Vegetation History and Archaeobotany

, Volume 19, Issue 5, pp 427–438

Pollen and non-pollen palynomorph evidence of medieval farming activities in southwestern Greenland

  • Emilie Gauthier
  • Vincent Bichet
  • Charly Massa
  • Christophe Petit
  • Boris Vannière
  • Hervé Richard
Original Article

DOI: 10.1007/s00334-010-0251-5

Cite this article as:
Gauthier, E., Bichet, V., Massa, C. et al. Veget Hist Archaeobot (2010) 19: 427. doi:10.1007/s00334-010-0251-5

Abstract

Radiocarbon dating, pollen and non-pollen palynomorph analyses from a lake core were used to establish the timing and effects of farming activities around Lake Igaliku, Eastern Settlement, Greenland. The absence of agro-pastoral impact before the medieval colonization by Europeans provides an opportunity to understand the development of farming activity in a pristine landscape. The results show that the first phase of clearance and grazing pressure, without the expansion of the Norse apophyte (native plant, in habitats created by humans) Rumex acetosa type, could have occurred in the 9–10th century a.d. The presence of Norse settlers and livestock is clearly recorded from the 11–12th century a.d. with increasing frequencies of the Norse apophytes Rumex acetosa type and Ranunculus acris type, and coprophilous fungi. This colonization phase is followed by a period of decreasing human impact at the beginning of the 14th century, with a decrease in weeds, apophytes and coprophilous fungi suggesting a reduced grazing pressure. The regrowth of Salix and Betula and the disappearance of anthropogenic indicators except Rumex acetosa type between the 15th and 18th century demonstrate the abandonment of the settlement, until the development of contemporary agriculture in the 20th century.

Keywords

Non-pollen palynomorphs Palynology Grazing pressure Greenland 

Copyright information

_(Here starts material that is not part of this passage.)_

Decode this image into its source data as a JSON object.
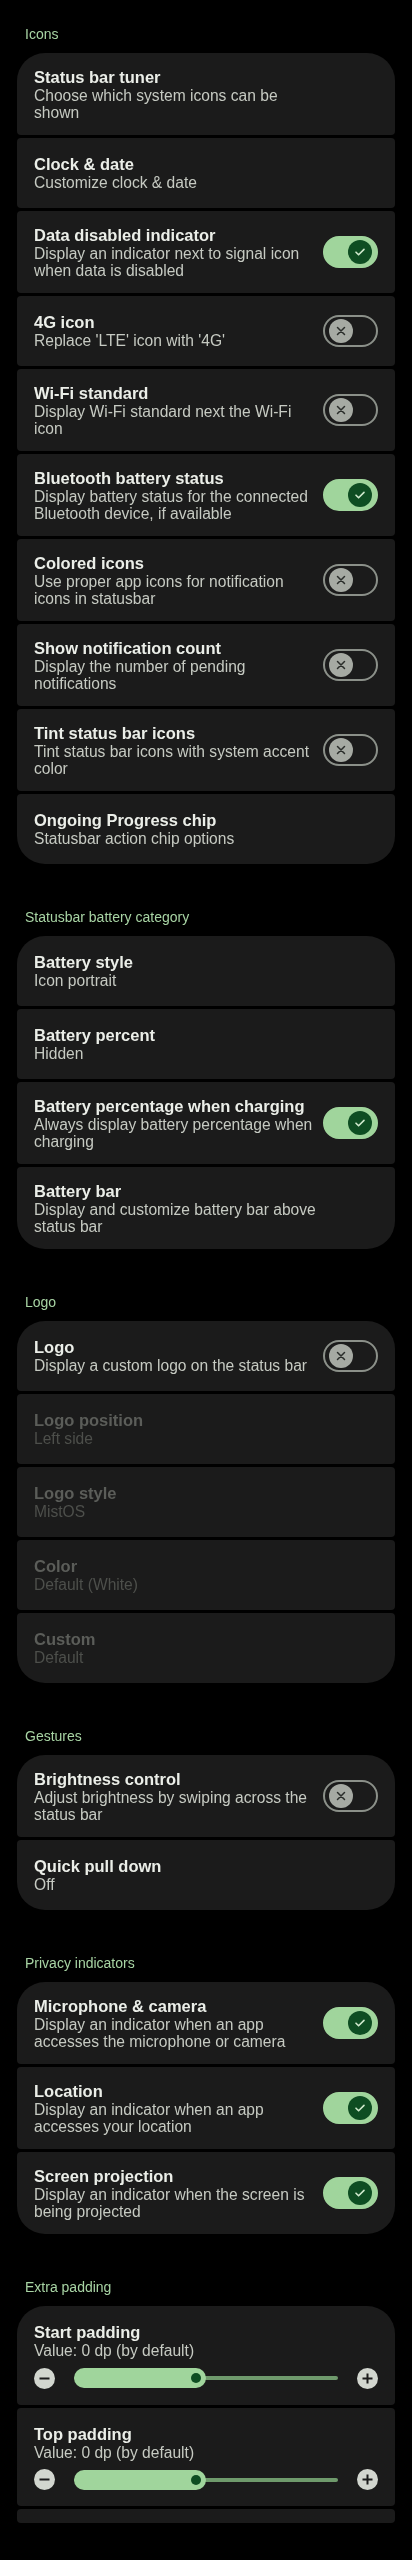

© Springer-Verlag 2010

Authors and Affiliations

  • Emilie Gauthier
    • 1
  • Vincent Bichet
    • 2
  • Charly Massa
    • 2
  • Christophe Petit
    • 3
  • Boris Vannière
    • 2
  • Hervé Richard
    • 2
  1. 1.UFR Sciences du Langage, de l’Homme et de la Société.CNRS-Université de Franche-Comté/UMR 6249 Chrono-EnvironnementBesançon CedexFrance
  2. 2.CNRS-Université de Franche-Comté/UMR 6249 Chrono-EnvironnementBesançon CedexFrance
  3. 3.CNRS-Université de Bourgogne/UMR 5594 ArtehisDijonFrance